• INPUT DATA
= Beginning of Section =

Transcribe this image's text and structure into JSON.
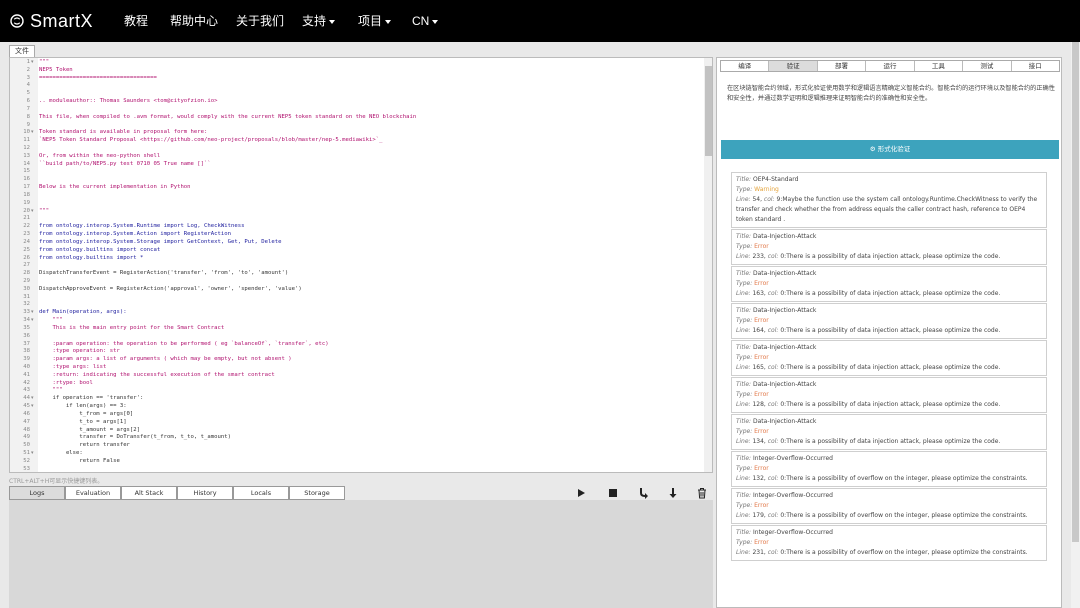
{
  "header": {
    "brand": "SmartX",
    "nav": [
      {
        "label": "教程",
        "dropdown": false
      },
      {
        "label": "帮助中心",
        "dropdown": false
      },
      {
        "label": "关于我们",
        "dropdown": false
      },
      {
        "label": "支持",
        "dropdown": true
      },
      {
        "label": "项目",
        "dropdown": true
      },
      {
        "label": "CN",
        "dropdown": true
      }
    ]
  },
  "editor": {
    "file_tab": "文件",
    "lines": [
      "\"\"\"",
      "NEP5 Token",
      "===================================",
      "",
      "",
      ".. moduleauthor:: Thomas Saunders <tom@cityofzion.io>",
      "",
      "This file, when compiled to .avm format, would comply with the current NEP5 token standard on the NEO blockchain",
      "",
      "Token standard is available in proposal form here:",
      "`NEP5 Token Standard Proposal <https://github.com/neo-project/proposals/blob/master/nep-5.mediawiki>`_",
      "",
      "Or, from within the neo-python shell",
      "``build path/to/NEP5.py test 0710 05 True name []``",
      "",
      "",
      "Below is the current implementation in Python",
      "",
      "",
      "\"\"\"",
      "",
      "from ontology.interop.System.Runtime import Log, CheckWitness",
      "from ontology.interop.System.Action import RegisterAction",
      "from ontology.interop.System.Storage import GetContext, Get, Put, Delete",
      "from ontology.builtins import concat",
      "from ontology.builtins import *",
      "",
      "DispatchTransferEvent = RegisterAction('transfer', 'from', 'to', 'amount')",
      "",
      "DispatchApproveEvent = RegisterAction('approval', 'owner', 'spender', 'value')",
      "",
      "",
      "def Main(operation, args):",
      "    \"\"\"",
      "    This is the main entry point for the Smart Contract",
      "",
      "    :param operation: the operation to be performed ( eg `balanceOf`, `transfer`, etc)",
      "    :type operation: str",
      "    :param args: a list of arguments ( which may be empty, but not absent )",
      "    :type args: list",
      "    :return: indicating the successful execution of the smart contract",
      "    :rtype: bool",
      "    \"\"\"",
      "    if operation == 'transfer':",
      "        if len(args) == 3:",
      "            t_from = args[0]",
      "            t_to = args[1]",
      "            t_amount = args[2]",
      "            transfer = DoTransfer(t_from, t_to, t_amount)",
      "            return transfer",
      "        else:",
      "            return False",
      ""
    ],
    "fold_lines": [
      1,
      10,
      20,
      33,
      34,
      44,
      45,
      51
    ],
    "hint": "CTRL+ALT+H可显示快捷键列表。"
  },
  "debug_tabs": [
    "Logs",
    "Evaluation Stack",
    "Alt Stack",
    "History",
    "Locals",
    "Storage"
  ],
  "controls": [
    "play-icon",
    "stop-icon",
    "step-over-icon",
    "step-into-icon",
    "trash-icon"
  ],
  "right": {
    "tabs": [
      "编译",
      "验证",
      "部署",
      "运行",
      "工具",
      "测试",
      "接口"
    ],
    "active_tab": "验证",
    "description": "在区块链智能合约领域，形式化验证使用数学和逻辑语言精确定义智能合约。智能合约的运行环境以及智能合约的正确性和安全性，并通过数学证明和逻辑推理来证明智能合约的准确性和安全性。",
    "verify_button": "形式化验证",
    "labels": {
      "title": "Title:",
      "type": "Type:",
      "line": "Line:",
      "col": "col:"
    },
    "results": [
      {
        "title": "OEP4-Standard",
        "type": "Warning",
        "line": "54",
        "col": "9",
        "message": "Maybe the function use the system call ontology.Runtime.CheckWitness to verify the transfer and check whether the from address equals the caller contract hash, reference to OEP4 token standard ."
      },
      {
        "title": "Data-Injection-Attack",
        "type": "Error",
        "line": "233",
        "col": "0",
        "message": "There is a possibility of data injection attack, please optimize the code."
      },
      {
        "title": "Data-Injection-Attack",
        "type": "Error",
        "line": "163",
        "col": "0",
        "message": "There is a possibility of data injection attack, please optimize the code."
      },
      {
        "title": "Data-Injection-Attack",
        "type": "Error",
        "line": "164",
        "col": "0",
        "message": "There is a possibility of data injection attack, please optimize the code."
      },
      {
        "title": "Data-Injection-Attack",
        "type": "Error",
        "line": "165",
        "col": "0",
        "message": "There is a possibility of data injection attack, please optimize the code."
      },
      {
        "title": "Data-Injection-Attack",
        "type": "Error",
        "line": "128",
        "col": "0",
        "message": "There is a possibility of data injection attack, please optimize the code."
      },
      {
        "title": "Data-Injection-Attack",
        "type": "Error",
        "line": "134",
        "col": "0",
        "message": "There is a possibility of data injection attack, please optimize the code."
      },
      {
        "title": "Integer-Overflow-Occurred",
        "type": "Error",
        "line": "132",
        "col": "0",
        "message": "There is a possibility of overflow on the integer, please optimize the constraints."
      },
      {
        "title": "Integer-Overflow-Occurred",
        "type": "Error",
        "line": "179",
        "col": "0",
        "message": "There is a possibility of overflow on the integer, please optimize the constraints."
      },
      {
        "title": "Integer-Overflow-Occurred",
        "type": "Error",
        "line": "231",
        "col": "0",
        "message": "There is a possibility of overflow on the integer, please optimize the constraints."
      }
    ]
  }
}
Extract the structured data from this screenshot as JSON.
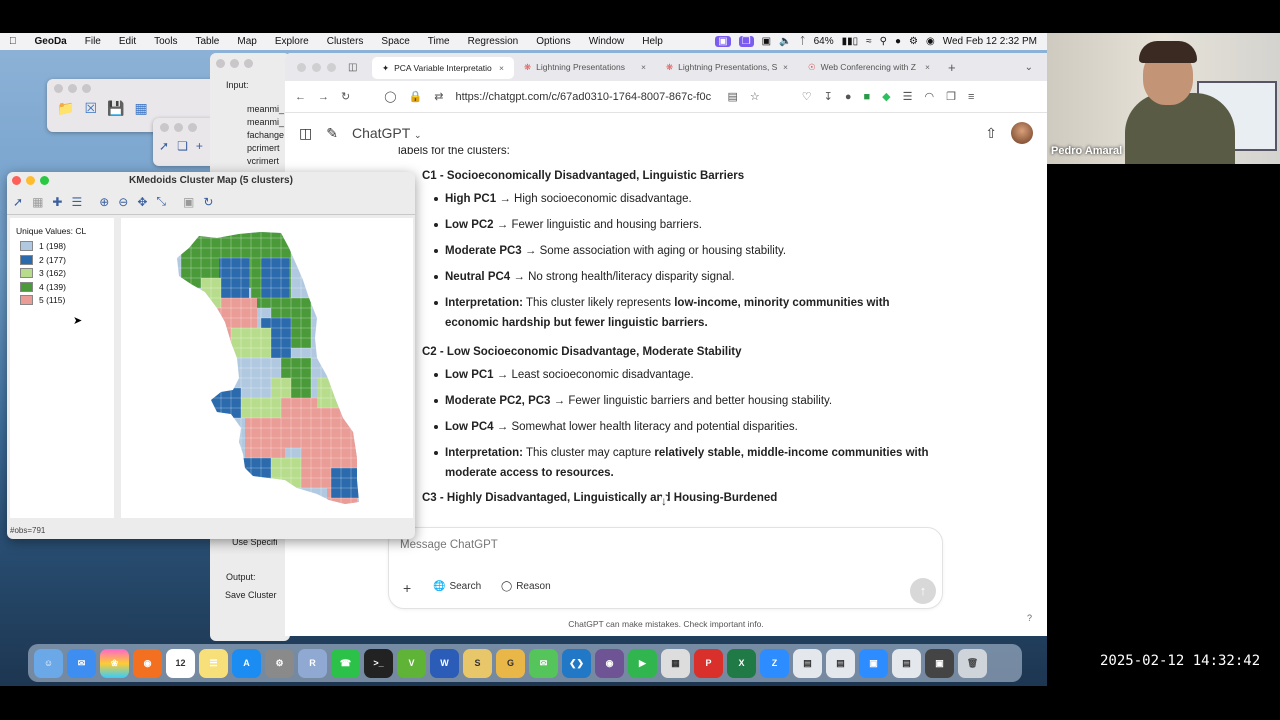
{
  "menubar": {
    "app": "GeoDa",
    "items": [
      "File",
      "Edit",
      "Tools",
      "Table",
      "Map",
      "Explore",
      "Clusters",
      "Space",
      "Time",
      "Regression",
      "Options",
      "Window",
      "Help"
    ],
    "battery": "64%",
    "datetime": "Wed Feb 12  2:32 PM"
  },
  "dialog": {
    "input_label": "Input:",
    "vars": [
      "meanmi_",
      "meanmi_",
      "fachange",
      "pcrimert",
      "vcrimert"
    ],
    "use_specific": "Use Specifi",
    "output_label": "Output:",
    "save_cluster": "Save Cluster"
  },
  "cluster_map": {
    "title": "KMedoids Cluster Map (5 clusters)",
    "legend_title": "Unique Values: CL",
    "legend": [
      {
        "label": "1 (198)",
        "color": "#b1c9e0"
      },
      {
        "label": "2 (177)",
        "color": "#2b6aad"
      },
      {
        "label": "3 (162)",
        "color": "#b7dd8c"
      },
      {
        "label": "4 (139)",
        "color": "#4a9a3a"
      },
      {
        "label": "5 (115)",
        "color": "#ea9c97"
      }
    ],
    "status": "#obs=791"
  },
  "browser": {
    "tabs": [
      "PCA Variable Interpretatio",
      "Lightning Presentations",
      "Lightning Presentations, S",
      "Web Conferencing with Z"
    ],
    "url": "https://chatgpt.com/c/67ad0310-1764-8007-867c-f0c"
  },
  "chatgpt": {
    "brand": "ChatGPT",
    "intro": "labels for the clusters:",
    "c1_title": "C1 - Socioeconomically Disadvantaged, Linguistic Barriers",
    "c1": [
      {
        "b": "High PC1",
        "t": " → High socioeconomic disadvantage."
      },
      {
        "b": "Low PC2",
        "t": " → Fewer linguistic and housing barriers."
      },
      {
        "b": "Moderate PC3",
        "t": " → Some association with aging or housing stability."
      },
      {
        "b": "Neutral PC4",
        "t": " → No strong health/literacy disparity signal."
      }
    ],
    "c1_interp_label": "Interpretation:",
    "c1_interp_text": " This cluster likely represents ",
    "c1_interp_bold": "low-income, minority communities with economic hardship but fewer linguistic barriers.",
    "c2_title": "C2 - Low Socioeconomic Disadvantage, Moderate Stability",
    "c2": [
      {
        "b": "Low PC1",
        "t": " → Least socioeconomic disadvantage."
      },
      {
        "b": "Moderate PC2, PC3",
        "t": " → Fewer linguistic barriers and better housing stability."
      },
      {
        "b": "Low PC4",
        "t": " → Somewhat lower health literacy and potential disparities."
      }
    ],
    "c2_interp_label": "Interpretation:",
    "c2_interp_text": " This cluster may capture ",
    "c2_interp_bold": "relatively stable, middle-income communities with moderate access to resources.",
    "c3_title": "C3 - Highly Disadvantaged, Linguistically and Housing-Burdened",
    "placeholder": "Message ChatGPT",
    "search": "Search",
    "reason": "Reason",
    "footer": "ChatGPT can make mistakes. Check important info.",
    "help": "?"
  },
  "video": {
    "name": "Pedro Amaral"
  },
  "timestamp": "2025-02-12  14:32:42"
}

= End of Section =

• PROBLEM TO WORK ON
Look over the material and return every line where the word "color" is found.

• ANSWER TO THIS TASK
        "color": "#b1c9e0"
        "color": "#2b6aad"
        "color": "#b7dd8c"
        "color": "#4a9a3a"
        "color": "#ea9c97"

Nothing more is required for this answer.